processing immigration benefit applications, our programs will not be 
fully funded and we will not be able to process applications in a 
timely manner. Thus, the backlog will likely increase. The results of 
the review showed that if the AAO's staffing increased, processing 
times would likely meet the President's mandate regarding backlog 
reduction. The revenue increase is based on USCIS costs and projected 
volumes that were available at the time of this rule.

Executive Order 13132

    This rule will not have substantial direct effects on the States, 
on the relationship between the National Government and the States, or 
on the distribution of power and responsibilities among the various 
levels of government. Therefore, in accordance with section 6 of 
Executive Order 13132, DHS has determined that this rule does not have 
sufficient federalism implications to warrant the preparation of a 
federalism summary impact statement.

Executive Order 12988: Civil Justice Reform

    This rule meets the applicable standards set forth in sections 3(a) 
and 3(b)(2) of Executive Order 12988.

Paperwork Reduction Act

    Under the Paperwork Reduction Act of 1995, Public Law 104-13, 109 
Stat. 163 (1995), all Departments are required to submit to OMB, for 
review and approval, any reporting or record-keeping requirements 
inherent in a rule. This rule does not impose any new reporting or 
record-keeping requirements under the Paperwork Reduction Act.
    However, it should be noted that USCIS solicited public comments on 
the change of fees in the proposed rule that was published in the 
Federal Register on November 30, 2004. Because the change to the fees 
requires a change to Form I-290B, USCIS submitted a change request to 
OMB indicating the fee change from $110 to $385. OMB has approved 
changes to this form, consistent with the provisions in this final 
rule. The fee change is now reflected on USCIS Form I-290B.

List of Subjects in 8 CFR Part 103

    Administrative practice and procedure, Authority delegations 
(government agencies), Freedom of information, Privacy, Reporting and 
recordkeeping requirements, Surety bonds.

Accordingly, part 103 of chapter I of title 8 of the Code of Federal 
Regulations is amended as follows:


1. The authority citation for part 103 continues to read as follows:

    Authority: 5 U.S.C. 301, 552, 552a; 8 U.S.C. 1101, 1103, 1304, 
1356; 31 U.S.C. 9701; Public Law 107-296, 116 Stat. 2135 (6 U.S.C. 1 
et seq.); E.O. 12356, 47 FR 14874, 15557, 3 CFR, 1982 Comp., p. 166; 
8 CFR part 2.

2. In Sec.  103.5(a)(1)(iii), the introductory text is revised to read 
as follows:

Sec.  103.5  Reopening or reconsideration.

    (a) * * *
    (1) * * *
    (iii) Filing Requirements--A motion shall be submitted on Form I-
290B and may be accompanied by a brief. It must be:
* * * * *

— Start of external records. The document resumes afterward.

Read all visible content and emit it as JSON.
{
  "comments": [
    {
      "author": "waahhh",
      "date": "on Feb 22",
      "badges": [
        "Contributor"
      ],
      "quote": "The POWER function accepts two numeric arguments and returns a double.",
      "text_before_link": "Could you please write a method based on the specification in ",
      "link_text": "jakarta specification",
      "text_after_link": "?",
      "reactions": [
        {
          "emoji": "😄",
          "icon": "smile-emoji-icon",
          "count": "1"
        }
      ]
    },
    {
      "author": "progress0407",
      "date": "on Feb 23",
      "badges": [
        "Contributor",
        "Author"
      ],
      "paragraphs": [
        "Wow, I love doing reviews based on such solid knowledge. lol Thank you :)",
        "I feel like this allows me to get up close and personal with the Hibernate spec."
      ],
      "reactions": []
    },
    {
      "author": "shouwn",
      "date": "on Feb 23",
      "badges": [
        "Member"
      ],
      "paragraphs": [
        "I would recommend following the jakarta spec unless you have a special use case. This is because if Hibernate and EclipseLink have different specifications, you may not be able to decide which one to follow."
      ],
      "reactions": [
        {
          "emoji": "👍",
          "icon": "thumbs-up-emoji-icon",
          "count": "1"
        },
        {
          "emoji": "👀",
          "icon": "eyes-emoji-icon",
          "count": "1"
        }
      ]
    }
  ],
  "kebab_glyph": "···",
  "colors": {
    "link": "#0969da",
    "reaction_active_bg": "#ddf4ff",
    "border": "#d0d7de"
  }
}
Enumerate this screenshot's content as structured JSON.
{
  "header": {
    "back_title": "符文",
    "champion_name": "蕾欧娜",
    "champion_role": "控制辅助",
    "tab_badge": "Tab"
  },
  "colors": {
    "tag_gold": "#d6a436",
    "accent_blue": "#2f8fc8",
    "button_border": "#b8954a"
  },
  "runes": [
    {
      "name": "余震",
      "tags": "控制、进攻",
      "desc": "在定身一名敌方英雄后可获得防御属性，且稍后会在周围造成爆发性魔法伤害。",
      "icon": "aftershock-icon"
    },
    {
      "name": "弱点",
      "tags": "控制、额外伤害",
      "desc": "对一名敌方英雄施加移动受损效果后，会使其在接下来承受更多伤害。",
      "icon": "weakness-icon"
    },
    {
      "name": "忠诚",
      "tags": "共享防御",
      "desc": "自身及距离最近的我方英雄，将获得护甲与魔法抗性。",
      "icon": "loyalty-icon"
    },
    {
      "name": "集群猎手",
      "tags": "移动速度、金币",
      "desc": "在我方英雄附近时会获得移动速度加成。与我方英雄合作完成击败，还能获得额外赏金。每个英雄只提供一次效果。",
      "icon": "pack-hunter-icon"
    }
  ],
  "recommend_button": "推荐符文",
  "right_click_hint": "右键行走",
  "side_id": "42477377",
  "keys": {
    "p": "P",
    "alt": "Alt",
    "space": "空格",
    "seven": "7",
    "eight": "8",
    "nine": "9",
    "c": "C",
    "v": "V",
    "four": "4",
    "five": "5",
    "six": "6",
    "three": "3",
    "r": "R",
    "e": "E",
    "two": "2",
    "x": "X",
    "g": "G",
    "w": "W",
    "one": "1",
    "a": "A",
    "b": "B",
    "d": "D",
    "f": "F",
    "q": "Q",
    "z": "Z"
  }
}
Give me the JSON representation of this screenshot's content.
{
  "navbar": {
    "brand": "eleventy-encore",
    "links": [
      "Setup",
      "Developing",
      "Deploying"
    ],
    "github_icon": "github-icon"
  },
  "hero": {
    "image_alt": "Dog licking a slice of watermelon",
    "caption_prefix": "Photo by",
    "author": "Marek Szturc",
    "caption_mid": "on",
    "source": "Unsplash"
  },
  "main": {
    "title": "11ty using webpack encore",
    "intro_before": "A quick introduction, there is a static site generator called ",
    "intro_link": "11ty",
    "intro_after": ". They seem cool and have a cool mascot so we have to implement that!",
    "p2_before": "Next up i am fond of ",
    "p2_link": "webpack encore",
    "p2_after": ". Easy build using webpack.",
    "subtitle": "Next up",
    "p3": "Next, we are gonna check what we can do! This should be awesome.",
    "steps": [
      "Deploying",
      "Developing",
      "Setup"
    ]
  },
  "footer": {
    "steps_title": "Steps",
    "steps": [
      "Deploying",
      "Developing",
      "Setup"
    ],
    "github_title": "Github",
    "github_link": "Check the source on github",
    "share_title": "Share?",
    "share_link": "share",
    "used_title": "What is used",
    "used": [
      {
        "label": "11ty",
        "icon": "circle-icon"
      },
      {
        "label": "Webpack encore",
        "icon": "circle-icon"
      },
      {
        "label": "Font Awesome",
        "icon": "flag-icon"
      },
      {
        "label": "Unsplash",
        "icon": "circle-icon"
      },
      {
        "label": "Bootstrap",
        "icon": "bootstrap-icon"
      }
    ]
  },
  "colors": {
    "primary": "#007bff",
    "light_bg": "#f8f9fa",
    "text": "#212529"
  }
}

3. Section 103.7(b)(1) is amended by:
a. Revising the entry for the form ``I-290B''; and by
b. Revising the fee ``$110'' to read ``$385'' wherever that fee appears 
in the entry for ``Motion.''
    The revision reads as follows:

Sec.  103.7  Fees.

* * * * *
    (b) * * *
    (1) * * *
* * * * *
    Form I-290B. For filing an appeal from any decision under the 
immigration laws in any type of proceeding over which the Board of 
Immigration Appeals does not have appellate jurisdiction--$385.00 (the 
fee will be the same when an appeal is taken from the denial of a 
petition with one or multiple beneficiaries, provided that they are all 
covered by the same petition, and therefore, the same decision).
* * * * *

    Dated: August 22, 2005.
Michael Chertoff,
[FR Doc. 05-17132 Filed 8-26-05; 8:45 am]